**WORK TO COMPLETE**
Which lines in the data below contain the word "Matched"? Return each of them.

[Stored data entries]
►

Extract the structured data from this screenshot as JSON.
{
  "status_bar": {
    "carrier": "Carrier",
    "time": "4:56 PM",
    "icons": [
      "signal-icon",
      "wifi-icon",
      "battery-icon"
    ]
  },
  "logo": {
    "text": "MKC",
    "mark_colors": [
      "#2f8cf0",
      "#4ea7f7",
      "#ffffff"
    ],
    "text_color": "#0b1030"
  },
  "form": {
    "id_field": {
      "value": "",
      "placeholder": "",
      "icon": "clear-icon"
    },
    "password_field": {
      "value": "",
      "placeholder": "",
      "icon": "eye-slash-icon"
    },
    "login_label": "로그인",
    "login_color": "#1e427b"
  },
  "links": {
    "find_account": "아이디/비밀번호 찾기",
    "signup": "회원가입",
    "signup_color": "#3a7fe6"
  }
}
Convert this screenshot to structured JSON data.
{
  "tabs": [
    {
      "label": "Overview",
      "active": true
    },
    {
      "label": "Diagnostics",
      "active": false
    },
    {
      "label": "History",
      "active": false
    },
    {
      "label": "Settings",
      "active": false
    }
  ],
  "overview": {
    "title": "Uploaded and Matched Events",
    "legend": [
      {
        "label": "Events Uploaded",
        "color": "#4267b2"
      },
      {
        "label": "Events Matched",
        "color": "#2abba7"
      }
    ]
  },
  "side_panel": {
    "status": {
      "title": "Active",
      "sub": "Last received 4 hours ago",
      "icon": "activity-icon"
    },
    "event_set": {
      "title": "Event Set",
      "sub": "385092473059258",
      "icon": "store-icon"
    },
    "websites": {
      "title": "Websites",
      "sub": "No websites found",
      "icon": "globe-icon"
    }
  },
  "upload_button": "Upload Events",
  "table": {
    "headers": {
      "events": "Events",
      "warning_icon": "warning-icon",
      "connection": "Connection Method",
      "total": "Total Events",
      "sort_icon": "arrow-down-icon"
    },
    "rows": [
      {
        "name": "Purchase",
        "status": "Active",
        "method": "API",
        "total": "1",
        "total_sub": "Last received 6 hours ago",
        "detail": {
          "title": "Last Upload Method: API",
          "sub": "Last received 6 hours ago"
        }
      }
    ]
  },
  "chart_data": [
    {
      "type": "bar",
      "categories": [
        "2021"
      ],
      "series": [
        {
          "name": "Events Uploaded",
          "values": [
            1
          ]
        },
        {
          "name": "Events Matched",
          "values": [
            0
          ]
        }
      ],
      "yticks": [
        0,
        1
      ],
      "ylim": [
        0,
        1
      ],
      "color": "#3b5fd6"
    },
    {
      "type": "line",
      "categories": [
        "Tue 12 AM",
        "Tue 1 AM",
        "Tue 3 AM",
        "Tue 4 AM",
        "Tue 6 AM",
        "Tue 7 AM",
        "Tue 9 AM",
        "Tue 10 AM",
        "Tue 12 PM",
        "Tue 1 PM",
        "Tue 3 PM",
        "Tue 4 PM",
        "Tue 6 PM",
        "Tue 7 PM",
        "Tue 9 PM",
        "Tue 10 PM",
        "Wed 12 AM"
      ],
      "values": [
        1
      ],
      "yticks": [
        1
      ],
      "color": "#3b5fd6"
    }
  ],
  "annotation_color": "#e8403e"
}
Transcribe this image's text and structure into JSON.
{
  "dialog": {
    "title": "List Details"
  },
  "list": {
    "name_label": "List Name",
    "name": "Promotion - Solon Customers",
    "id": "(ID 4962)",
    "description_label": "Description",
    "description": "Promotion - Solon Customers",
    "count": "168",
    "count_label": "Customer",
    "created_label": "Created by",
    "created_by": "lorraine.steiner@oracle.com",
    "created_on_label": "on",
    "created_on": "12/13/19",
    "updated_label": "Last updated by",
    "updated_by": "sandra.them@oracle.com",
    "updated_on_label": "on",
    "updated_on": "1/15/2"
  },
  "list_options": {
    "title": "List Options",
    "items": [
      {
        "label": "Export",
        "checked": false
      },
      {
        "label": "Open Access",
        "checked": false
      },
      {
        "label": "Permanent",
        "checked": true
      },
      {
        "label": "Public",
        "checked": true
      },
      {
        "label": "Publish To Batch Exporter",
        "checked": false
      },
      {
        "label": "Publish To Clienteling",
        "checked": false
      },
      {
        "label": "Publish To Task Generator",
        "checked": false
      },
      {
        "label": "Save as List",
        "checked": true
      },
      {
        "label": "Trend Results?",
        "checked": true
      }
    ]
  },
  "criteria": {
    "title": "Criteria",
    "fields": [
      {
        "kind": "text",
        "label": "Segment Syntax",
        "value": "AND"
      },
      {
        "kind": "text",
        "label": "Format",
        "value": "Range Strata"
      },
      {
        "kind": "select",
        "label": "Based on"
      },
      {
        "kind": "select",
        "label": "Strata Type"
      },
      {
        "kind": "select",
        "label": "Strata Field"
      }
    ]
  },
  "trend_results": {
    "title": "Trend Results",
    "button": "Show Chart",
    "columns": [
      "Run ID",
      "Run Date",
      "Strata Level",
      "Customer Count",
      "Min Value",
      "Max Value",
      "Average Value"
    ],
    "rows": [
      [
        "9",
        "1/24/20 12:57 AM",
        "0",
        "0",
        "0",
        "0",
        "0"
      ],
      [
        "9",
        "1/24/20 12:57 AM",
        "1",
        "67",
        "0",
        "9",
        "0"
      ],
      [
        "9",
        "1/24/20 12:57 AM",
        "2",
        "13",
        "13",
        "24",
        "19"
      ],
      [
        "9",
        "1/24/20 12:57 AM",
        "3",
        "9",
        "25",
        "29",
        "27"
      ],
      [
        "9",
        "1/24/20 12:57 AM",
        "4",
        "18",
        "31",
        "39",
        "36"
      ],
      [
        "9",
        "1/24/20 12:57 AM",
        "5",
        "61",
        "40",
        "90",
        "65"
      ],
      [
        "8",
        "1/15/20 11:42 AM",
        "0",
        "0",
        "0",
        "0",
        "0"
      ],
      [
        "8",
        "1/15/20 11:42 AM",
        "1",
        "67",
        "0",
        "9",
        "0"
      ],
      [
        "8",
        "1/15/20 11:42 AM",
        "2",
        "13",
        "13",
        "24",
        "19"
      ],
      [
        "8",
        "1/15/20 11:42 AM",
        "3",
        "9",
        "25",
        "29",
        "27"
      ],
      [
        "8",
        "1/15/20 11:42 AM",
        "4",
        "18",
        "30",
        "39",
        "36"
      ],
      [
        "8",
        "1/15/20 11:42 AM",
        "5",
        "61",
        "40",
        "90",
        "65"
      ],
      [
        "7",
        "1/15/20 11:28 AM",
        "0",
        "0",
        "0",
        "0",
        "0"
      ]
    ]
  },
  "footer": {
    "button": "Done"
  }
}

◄
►

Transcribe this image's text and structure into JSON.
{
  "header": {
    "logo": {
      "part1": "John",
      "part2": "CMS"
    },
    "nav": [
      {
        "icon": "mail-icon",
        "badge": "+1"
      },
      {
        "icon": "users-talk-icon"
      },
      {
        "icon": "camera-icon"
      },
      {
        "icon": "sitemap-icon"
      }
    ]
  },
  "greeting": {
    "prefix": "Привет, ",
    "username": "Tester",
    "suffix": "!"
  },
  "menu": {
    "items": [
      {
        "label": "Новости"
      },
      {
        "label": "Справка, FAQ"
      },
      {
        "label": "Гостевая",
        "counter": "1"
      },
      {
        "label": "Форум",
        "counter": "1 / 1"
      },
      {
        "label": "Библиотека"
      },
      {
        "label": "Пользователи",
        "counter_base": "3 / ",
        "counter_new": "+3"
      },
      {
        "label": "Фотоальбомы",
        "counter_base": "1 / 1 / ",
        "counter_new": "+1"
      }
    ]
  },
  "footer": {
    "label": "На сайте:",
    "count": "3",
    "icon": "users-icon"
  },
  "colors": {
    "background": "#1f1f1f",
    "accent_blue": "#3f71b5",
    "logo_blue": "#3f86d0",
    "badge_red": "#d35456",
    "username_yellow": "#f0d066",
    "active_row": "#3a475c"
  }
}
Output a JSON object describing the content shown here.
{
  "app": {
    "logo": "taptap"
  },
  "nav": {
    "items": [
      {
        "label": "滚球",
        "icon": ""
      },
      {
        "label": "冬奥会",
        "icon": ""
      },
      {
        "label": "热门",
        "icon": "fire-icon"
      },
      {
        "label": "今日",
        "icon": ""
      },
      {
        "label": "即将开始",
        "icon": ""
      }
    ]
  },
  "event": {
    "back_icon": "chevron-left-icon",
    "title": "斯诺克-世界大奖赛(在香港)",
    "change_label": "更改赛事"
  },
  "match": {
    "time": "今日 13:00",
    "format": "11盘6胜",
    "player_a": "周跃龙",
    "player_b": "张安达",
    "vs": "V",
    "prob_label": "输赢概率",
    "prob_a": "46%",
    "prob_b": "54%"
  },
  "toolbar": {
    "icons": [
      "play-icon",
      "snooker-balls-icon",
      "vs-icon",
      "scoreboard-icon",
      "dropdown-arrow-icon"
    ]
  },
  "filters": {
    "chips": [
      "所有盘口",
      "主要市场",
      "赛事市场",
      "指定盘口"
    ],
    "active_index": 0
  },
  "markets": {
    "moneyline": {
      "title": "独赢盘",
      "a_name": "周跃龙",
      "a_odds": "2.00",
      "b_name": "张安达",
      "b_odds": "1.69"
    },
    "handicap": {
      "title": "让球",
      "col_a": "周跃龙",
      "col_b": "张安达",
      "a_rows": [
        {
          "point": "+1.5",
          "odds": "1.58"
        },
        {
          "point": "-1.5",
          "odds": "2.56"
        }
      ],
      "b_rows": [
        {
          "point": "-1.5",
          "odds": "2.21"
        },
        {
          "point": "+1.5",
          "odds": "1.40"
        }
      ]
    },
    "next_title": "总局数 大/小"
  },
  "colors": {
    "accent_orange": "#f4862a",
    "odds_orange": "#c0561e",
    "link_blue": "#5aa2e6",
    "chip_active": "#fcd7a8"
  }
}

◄

**TASK ANSWER**
    "title": "Uploaded and Matched Events",
        "label": "Events Matched",
          "name": "Events Matched",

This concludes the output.